and onto a platform. From there, they picked up a number of
bottles and a variety of colored boxes which were set to
represent fuel cells and other important supplies. The items were
then dropped into a storage container on the edge of the playing
field. Points were awarded based on the number of items picked up
within a specific time. Denton High School won the title. The
runner-up was the team from Marcus ISD.
Miguel Garcia-Rubio, Associate Director of the College of
Engineering, emphasized the importance of the contest to the
future of our nation and announced that next year UNT will host
Texas BEST, the state competition, which will bring students in
from Texas, Arkansas, New Mexico and Oklahoma.
University of North Texas News
UNT Event Calendar
Texas Instruments Researcher to Direct UNT Center for Advanced
Research and Technology
J.D. Luttmer, who spent 28 years establishing and leading
Texas Instruments' internal research on seven generations of advanced
microelectronic devices, has been named the first director of the
University of North Texas' Center for Advanced Research and
Technology, or CART.
The multidisciplinary center, housed at UNT's Research Park
campus in Denton, is supported by more than $15 million in
federal funding and is home to a rare collection of high-powered
microscopes that are key to nanotechnology research. Established
in 2004, CART features a variety of high tech microscopes that
can explore substances at atomic and molecular levels, where the

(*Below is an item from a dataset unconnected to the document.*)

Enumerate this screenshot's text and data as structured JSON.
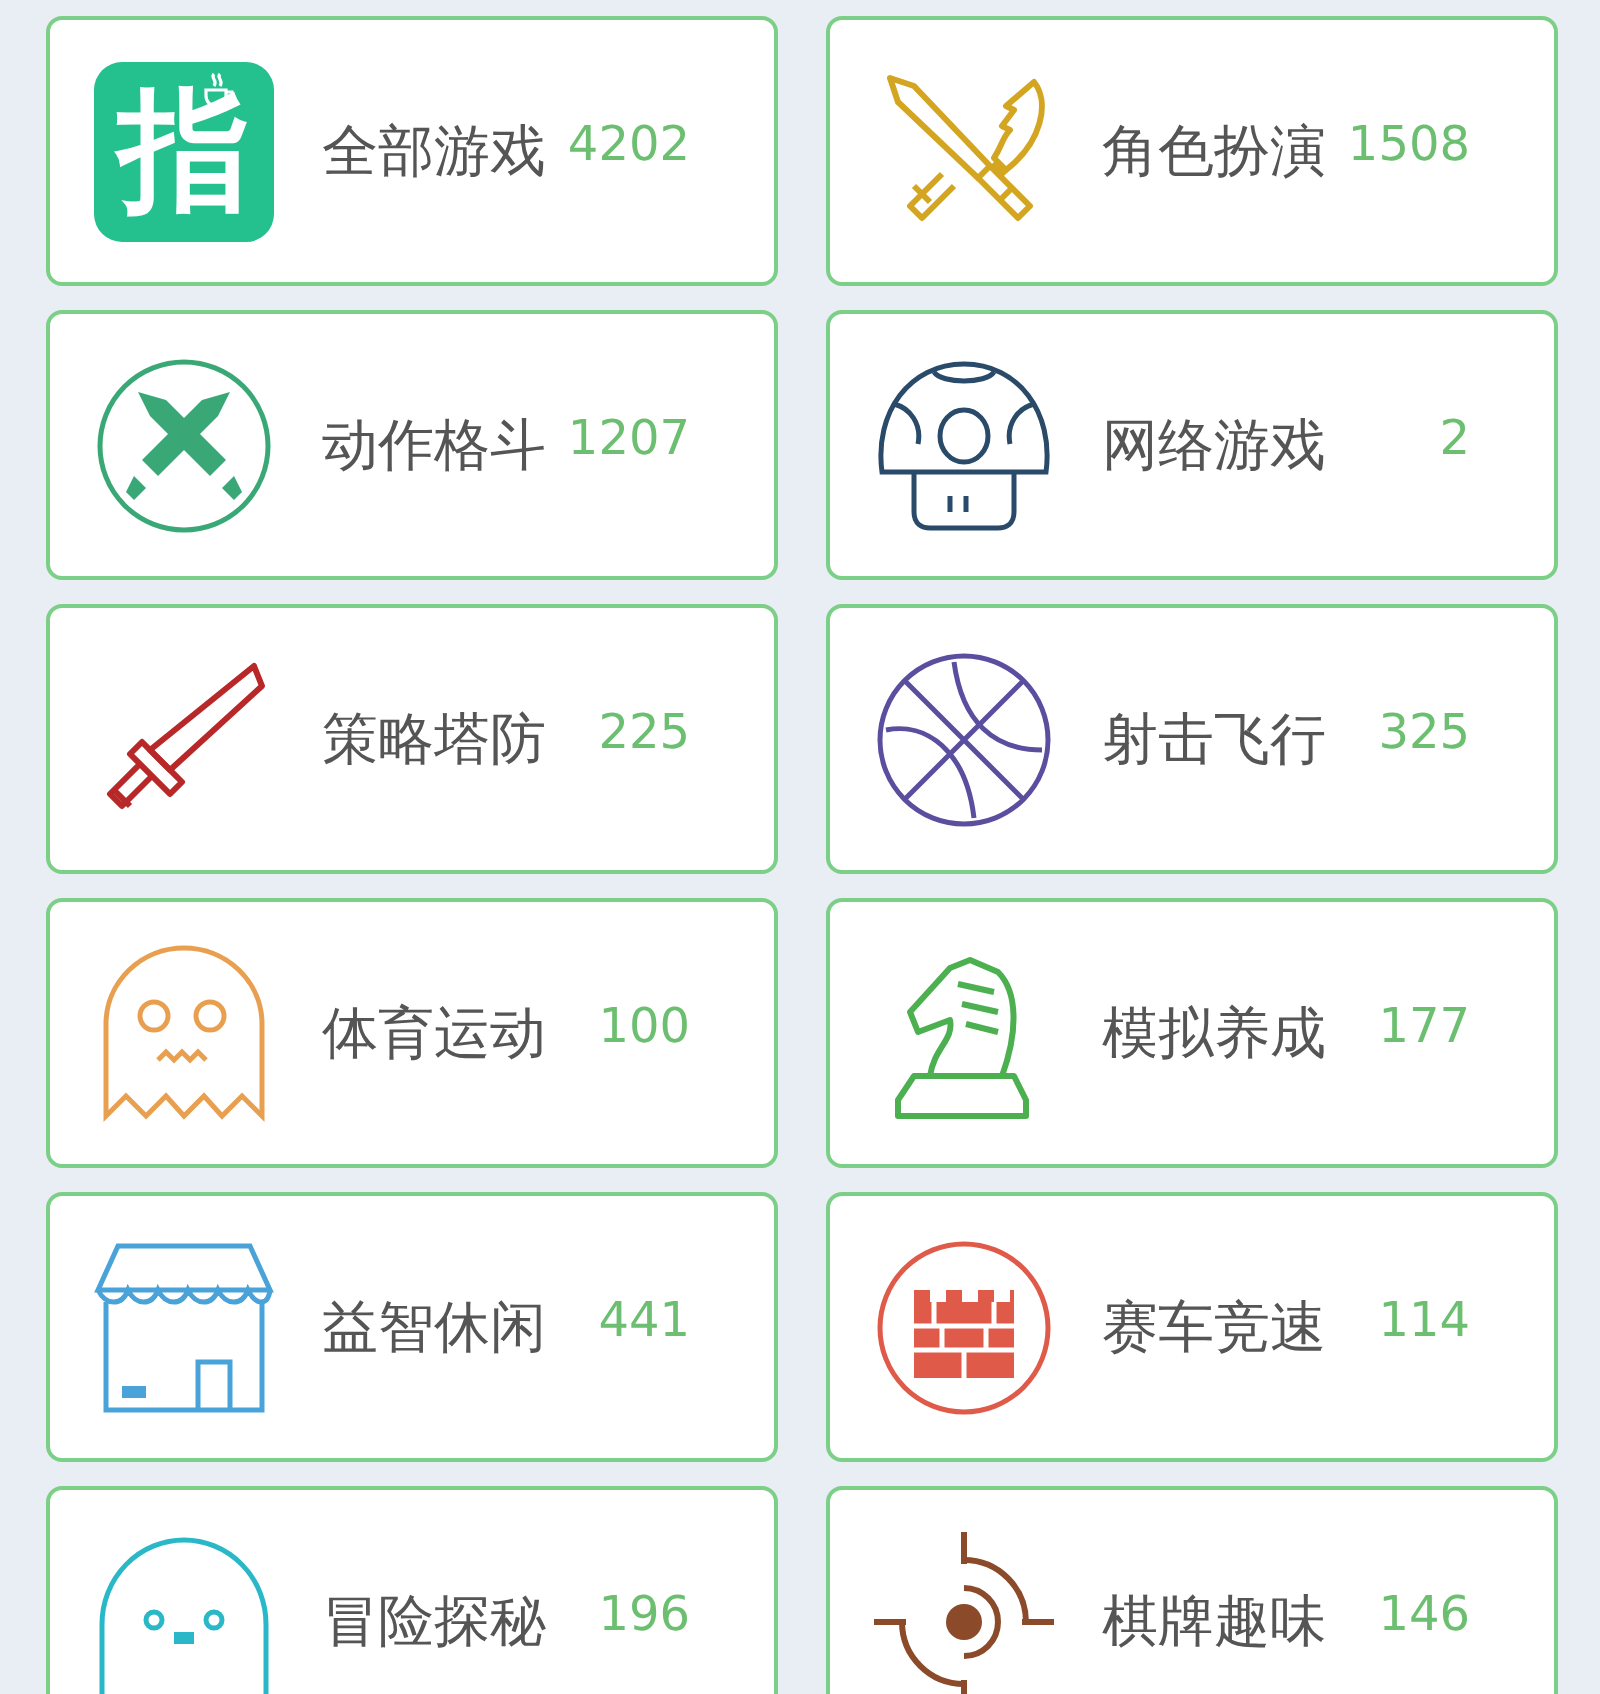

nanometer - one-billionth of a meter - is a standard unit for
measuring length. The center has an emphasis on the science and

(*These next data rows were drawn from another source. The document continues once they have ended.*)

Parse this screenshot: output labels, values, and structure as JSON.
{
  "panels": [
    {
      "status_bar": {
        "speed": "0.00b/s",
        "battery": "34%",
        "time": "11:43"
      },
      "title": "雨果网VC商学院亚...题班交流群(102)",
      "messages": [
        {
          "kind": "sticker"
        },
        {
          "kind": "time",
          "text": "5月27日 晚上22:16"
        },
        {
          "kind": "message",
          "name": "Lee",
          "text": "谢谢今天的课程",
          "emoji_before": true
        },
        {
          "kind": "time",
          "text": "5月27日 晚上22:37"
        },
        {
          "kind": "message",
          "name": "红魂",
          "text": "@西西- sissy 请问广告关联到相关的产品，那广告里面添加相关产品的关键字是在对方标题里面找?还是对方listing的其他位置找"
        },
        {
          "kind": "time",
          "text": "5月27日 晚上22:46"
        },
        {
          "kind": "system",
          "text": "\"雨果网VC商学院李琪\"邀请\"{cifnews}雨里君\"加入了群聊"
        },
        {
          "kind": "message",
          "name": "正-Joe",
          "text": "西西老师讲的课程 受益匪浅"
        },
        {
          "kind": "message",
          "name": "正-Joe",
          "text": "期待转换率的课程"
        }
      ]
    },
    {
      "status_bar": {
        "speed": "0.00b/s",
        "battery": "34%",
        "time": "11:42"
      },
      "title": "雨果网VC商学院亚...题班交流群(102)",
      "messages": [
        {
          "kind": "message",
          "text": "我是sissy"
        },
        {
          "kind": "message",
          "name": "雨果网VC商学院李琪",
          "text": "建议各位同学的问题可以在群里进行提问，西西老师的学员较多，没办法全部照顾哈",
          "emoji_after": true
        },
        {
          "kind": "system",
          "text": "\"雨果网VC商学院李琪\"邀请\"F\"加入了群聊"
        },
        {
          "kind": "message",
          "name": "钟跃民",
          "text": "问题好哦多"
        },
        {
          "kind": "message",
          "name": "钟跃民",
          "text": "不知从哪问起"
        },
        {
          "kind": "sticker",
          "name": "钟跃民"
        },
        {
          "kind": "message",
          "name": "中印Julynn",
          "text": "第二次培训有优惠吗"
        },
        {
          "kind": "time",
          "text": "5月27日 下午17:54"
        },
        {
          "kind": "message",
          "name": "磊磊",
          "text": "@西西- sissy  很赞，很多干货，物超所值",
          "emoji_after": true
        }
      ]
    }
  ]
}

engineering disciplines and a concentration in materials
At Texas Instruments, Luttmer worked in several departments,
including silicon semiconductor technology development, the
infrared devices laboratory and the company's solar cell program.

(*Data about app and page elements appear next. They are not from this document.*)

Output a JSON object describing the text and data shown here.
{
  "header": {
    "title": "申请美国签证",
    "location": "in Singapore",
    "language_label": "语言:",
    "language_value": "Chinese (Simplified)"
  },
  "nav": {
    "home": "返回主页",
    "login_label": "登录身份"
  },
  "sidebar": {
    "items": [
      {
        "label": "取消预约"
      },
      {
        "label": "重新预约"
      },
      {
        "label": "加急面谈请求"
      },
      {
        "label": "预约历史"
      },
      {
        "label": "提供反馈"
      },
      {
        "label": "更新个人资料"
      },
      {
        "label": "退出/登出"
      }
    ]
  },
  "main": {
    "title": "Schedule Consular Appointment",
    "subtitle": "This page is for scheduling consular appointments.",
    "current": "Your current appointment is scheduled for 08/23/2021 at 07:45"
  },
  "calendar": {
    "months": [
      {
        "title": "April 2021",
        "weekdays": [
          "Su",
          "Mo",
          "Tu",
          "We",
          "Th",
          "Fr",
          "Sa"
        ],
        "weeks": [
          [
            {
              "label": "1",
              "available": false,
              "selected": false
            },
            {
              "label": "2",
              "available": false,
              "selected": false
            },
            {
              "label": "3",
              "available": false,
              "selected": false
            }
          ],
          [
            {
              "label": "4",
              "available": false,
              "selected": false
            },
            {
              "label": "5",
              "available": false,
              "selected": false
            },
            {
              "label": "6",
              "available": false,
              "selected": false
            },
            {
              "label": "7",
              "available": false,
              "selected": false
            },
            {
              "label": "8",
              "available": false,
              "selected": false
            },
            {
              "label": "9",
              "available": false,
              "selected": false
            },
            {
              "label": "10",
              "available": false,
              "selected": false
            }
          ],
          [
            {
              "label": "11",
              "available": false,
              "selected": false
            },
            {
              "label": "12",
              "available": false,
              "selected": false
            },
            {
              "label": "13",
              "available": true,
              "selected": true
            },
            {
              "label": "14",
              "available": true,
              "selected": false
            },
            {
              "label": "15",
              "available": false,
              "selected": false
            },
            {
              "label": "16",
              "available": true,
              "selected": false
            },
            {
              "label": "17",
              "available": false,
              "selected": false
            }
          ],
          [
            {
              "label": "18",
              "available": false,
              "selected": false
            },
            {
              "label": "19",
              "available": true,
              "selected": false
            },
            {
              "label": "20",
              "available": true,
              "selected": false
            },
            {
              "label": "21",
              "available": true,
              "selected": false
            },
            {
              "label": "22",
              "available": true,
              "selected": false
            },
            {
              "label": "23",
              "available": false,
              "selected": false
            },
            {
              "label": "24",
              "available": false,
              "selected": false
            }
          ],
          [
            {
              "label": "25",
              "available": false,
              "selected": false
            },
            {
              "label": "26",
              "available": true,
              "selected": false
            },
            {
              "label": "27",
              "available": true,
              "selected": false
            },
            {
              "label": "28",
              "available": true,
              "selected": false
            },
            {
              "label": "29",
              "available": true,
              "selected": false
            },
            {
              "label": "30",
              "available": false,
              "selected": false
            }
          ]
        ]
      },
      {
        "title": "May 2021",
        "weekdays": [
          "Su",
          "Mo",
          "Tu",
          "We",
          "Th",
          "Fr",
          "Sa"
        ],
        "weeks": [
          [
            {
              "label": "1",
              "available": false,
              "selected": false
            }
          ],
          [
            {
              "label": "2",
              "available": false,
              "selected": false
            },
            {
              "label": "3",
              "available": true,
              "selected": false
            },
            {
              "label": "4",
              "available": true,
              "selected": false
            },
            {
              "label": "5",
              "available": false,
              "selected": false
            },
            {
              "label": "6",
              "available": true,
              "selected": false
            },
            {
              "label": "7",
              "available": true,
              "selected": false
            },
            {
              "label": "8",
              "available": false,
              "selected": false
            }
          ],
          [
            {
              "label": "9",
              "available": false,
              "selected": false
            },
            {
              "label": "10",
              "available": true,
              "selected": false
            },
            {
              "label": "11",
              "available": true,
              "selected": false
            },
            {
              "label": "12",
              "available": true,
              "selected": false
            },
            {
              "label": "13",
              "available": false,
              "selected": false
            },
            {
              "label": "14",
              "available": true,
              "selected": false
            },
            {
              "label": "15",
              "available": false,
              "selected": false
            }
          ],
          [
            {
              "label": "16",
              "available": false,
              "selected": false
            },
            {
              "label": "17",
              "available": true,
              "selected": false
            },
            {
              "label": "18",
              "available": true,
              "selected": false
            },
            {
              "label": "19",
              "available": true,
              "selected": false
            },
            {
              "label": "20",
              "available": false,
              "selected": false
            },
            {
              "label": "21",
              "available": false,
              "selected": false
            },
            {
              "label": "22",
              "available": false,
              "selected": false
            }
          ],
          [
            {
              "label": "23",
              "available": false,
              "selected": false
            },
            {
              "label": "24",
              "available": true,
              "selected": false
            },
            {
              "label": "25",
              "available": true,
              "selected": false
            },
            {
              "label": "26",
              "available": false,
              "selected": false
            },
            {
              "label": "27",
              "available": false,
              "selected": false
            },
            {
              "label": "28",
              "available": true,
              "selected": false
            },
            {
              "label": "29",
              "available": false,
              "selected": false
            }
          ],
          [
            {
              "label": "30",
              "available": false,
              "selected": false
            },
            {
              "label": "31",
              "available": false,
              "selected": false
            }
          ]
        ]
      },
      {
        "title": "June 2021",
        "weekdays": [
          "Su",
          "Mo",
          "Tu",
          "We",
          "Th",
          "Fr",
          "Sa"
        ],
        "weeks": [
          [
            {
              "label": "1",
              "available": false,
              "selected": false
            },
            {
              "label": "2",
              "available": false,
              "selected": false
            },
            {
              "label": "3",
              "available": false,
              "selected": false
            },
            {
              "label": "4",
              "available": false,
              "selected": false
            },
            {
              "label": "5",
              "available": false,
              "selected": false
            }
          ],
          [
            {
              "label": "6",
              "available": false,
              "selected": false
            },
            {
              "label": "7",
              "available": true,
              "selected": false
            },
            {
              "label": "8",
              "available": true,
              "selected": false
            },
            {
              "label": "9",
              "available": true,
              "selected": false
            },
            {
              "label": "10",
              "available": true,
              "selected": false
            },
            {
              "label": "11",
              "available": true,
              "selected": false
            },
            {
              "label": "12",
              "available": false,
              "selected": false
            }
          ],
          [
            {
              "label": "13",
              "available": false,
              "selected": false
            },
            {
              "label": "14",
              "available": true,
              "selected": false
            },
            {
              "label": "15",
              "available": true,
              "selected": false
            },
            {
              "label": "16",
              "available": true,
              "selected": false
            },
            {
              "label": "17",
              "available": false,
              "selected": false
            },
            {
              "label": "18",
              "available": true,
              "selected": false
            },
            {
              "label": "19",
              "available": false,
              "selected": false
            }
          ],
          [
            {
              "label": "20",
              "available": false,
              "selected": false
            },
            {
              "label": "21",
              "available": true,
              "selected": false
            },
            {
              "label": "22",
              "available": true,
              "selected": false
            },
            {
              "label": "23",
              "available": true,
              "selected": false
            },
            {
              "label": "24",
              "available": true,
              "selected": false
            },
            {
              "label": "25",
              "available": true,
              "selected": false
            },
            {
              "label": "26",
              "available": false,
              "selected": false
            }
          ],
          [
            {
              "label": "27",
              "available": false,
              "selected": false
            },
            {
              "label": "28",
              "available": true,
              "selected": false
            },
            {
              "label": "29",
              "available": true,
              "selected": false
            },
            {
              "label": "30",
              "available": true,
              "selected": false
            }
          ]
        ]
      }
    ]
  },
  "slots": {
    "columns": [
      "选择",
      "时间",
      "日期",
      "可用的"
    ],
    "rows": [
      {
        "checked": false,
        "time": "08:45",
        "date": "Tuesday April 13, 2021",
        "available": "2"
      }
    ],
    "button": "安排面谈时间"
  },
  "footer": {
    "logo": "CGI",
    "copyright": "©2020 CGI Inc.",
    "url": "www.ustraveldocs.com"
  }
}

He holds 22 U.S. patents and has received four patent incentive
Dr. Art Goven, UNT interim vice president for research and
technology, says Luttmer is an outstanding addition to the
university. "We are very fortunate to have hired someone with the
technical background that he brings to UNT. He will help this
university maximize the great assets we have in the areas of
materials science and nanotechnology," Goven says.
UNT Has 25 Percent Increase in International Students
The NT Daily recently reported a 25 percent increase in the
number of international students enrolled at UNT for the Fall
semester. This information comes from the Open Doors Summary, a
document that includes the international student populations of
the Denton campus, UNT's Intensive English Language Institute and
the UNT Health Science Center.
The program with the highest number of international students is
the business, management and marketing program with 383 total
students. Most of the students in the program are
undergraduates, but 155 are doing graduate work. The second most
successful program in international student population is the
Intensive English Language Institute, which has nearly 300
students. According to the Institute's website, this is one of
the first English language programs in the United States to be
accredited for ten years by the Commission on English Language
Other successful UNT programs include the visual and performing
arts program with 277 international students, optional practical
training with 238 international students, and computer and
information sciences with 150 international students.
The CSE Email Newsletter was assembled and produced by Genene Murphy and
Don Retzlaff. It is a publication of the UNT Computer Science and
Engineering Department. Contact the department at
If you would like to receive this newsletter as text rather than
formatted in HTML, please contact Don Retzlaff at firstname.lastname@example.org.
http://www.cse.unt.edu UNT Computer Science and
Engineering Department — December 2007